● RECORDS FOR THE TASK:
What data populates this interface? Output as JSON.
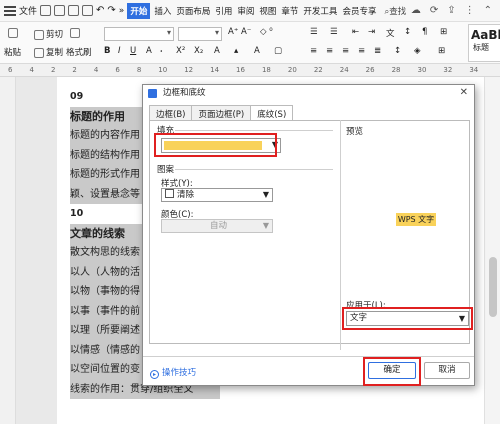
{
  "menubar": {
    "file": "文件",
    "tabs": [
      "开始",
      "插入",
      "页面布局",
      "引用",
      "审阅",
      "视图",
      "章节",
      "开发工具",
      "会员专享"
    ],
    "active_tab": "开始",
    "search": "查找"
  },
  "ribbon": {
    "cut": "剪切",
    "paste": "粘贴",
    "copy": "复制",
    "format_painter": "格式刷",
    "style_sample": "AaBl",
    "style_label": "标题"
  },
  "ruler": [
    "6",
    "4",
    "2",
    "2",
    "4",
    "6",
    "8",
    "10",
    "12",
    "14",
    "16",
    "18",
    "20",
    "22",
    "24",
    "26",
    "28",
    "30",
    "32",
    "34"
  ],
  "document": {
    "lines": [
      {
        "text": "09",
        "style": "num"
      },
      {
        "text": "标题的作用",
        "style": "hd-sel"
      },
      {
        "text": "标题的内容作用",
        "style": "sel"
      },
      {
        "text": "标题的结构作用",
        "style": "sel"
      },
      {
        "text": "标题的形式作用",
        "style": "sel"
      },
      {
        "text": "颖、设置悬念等",
        "style": "sel"
      },
      {
        "text": "10",
        "style": "num"
      },
      {
        "text": "文章的线索",
        "style": "hd-sel"
      },
      {
        "text": "散文构思的线索",
        "style": "sel"
      },
      {
        "text": "以人（人物的活",
        "style": "sel"
      },
      {
        "text": "以物（事物的得",
        "style": "sel"
      },
      {
        "text": "以事（事件的前",
        "style": "sel"
      },
      {
        "text": "以理（所要阐述",
        "style": "sel"
      },
      {
        "text": "以情感（情感的",
        "style": "sel"
      },
      {
        "text": "以空间位置的变",
        "style": "sel"
      },
      {
        "text": "线索的作用：贯穿/组织全文",
        "style": "sel"
      }
    ]
  },
  "dialog": {
    "title": "边框和底纹",
    "tabs": [
      "边框(B)",
      "页面边框(P)",
      "底纹(S)"
    ],
    "active_tab": "底纹(S)",
    "fill_label": "填充",
    "fill_color": "#f9d25a",
    "pattern_label": "图案",
    "style_label": "样式(Y):",
    "style_value": "清除",
    "color_label": "颜色(C):",
    "color_value": "自动",
    "preview_label": "预览",
    "preview_text": "WPS 文字",
    "apply_label": "应用于(L):",
    "apply_value": "文字",
    "tips": "操作技巧",
    "ok": "确定",
    "cancel": "取消"
  },
  "colors": {
    "accent": "#2f6fe0",
    "highlight_box": "#e02020",
    "fill": "#f9d25a",
    "selection": "#c9c9c9"
  }
}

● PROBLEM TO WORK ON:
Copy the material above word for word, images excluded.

● PROBLEM SOLUTION:
What data populates this interface? Output as JSON.
{
  "menubar": {
    "file": "文件",
    "tabs": [
      "开始",
      "插入",
      "页面布局",
      "引用",
      "审阅",
      "视图",
      "章节",
      "开发工具",
      "会员专享"
    ],
    "active_tab": "开始",
    "search": "查找"
  },
  "ribbon": {
    "cut": "剪切",
    "paste": "粘贴",
    "copy": "复制",
    "format_painter": "格式刷",
    "style_sample": "AaBl",
    "style_label": "标题"
  },
  "ruler": [
    "6",
    "4",
    "2",
    "2",
    "4",
    "6",
    "8",
    "10",
    "12",
    "14",
    "16",
    "18",
    "20",
    "22",
    "24",
    "26",
    "28",
    "30",
    "32",
    "34"
  ],
  "document": {
    "lines": [
      {
        "text": "09",
        "style": "num"
      },
      {
        "text": "标题的作用",
        "style": "hd-sel"
      },
      {
        "text": "标题的内容作用",
        "style": "sel"
      },
      {
        "text": "标题的结构作用",
        "style": "sel"
      },
      {
        "text": "标题的形式作用",
        "style": "sel"
      },
      {
        "text": "颖、设置悬念等",
        "style": "sel"
      },
      {
        "text": "10",
        "style": "num"
      },
      {
        "text": "文章的线索",
        "style": "hd-sel"
      },
      {
        "text": "散文构思的线索",
        "style": "sel"
      },
      {
        "text": "以人（人物的活",
        "style": "sel"
      },
      {
        "text": "以物（事物的得",
        "style": "sel"
      },
      {
        "text": "以事（事件的前",
        "style": "sel"
      },
      {
        "text": "以理（所要阐述",
        "style": "sel"
      },
      {
        "text": "以情感（情感的",
        "style": "sel"
      },
      {
        "text": "以空间位置的变",
        "style": "sel"
      },
      {
        "text": "线索的作用：贯穿/组织全文",
        "style": "sel"
      }
    ]
  },
  "dialog": {
    "title": "边框和底纹",
    "tabs": [
      "边框(B)",
      "页面边框(P)",
      "底纹(S)"
    ],
    "active_tab": "底纹(S)",
    "fill_label": "填充",
    "fill_color": "#f9d25a",
    "pattern_label": "图案",
    "style_label": "样式(Y):",
    "style_value": "清除",
    "color_label": "颜色(C):",
    "color_value": "自动",
    "preview_label": "预览",
    "preview_text": "WPS 文字",
    "apply_label": "应用于(L):",
    "apply_value": "文字",
    "tips": "操作技巧",
    "ok": "确定",
    "cancel": "取消"
  },
  "colors": {
    "accent": "#2f6fe0",
    "highlight_box": "#e02020",
    "fill": "#f9d25a",
    "selection": "#c9c9c9"
  }
}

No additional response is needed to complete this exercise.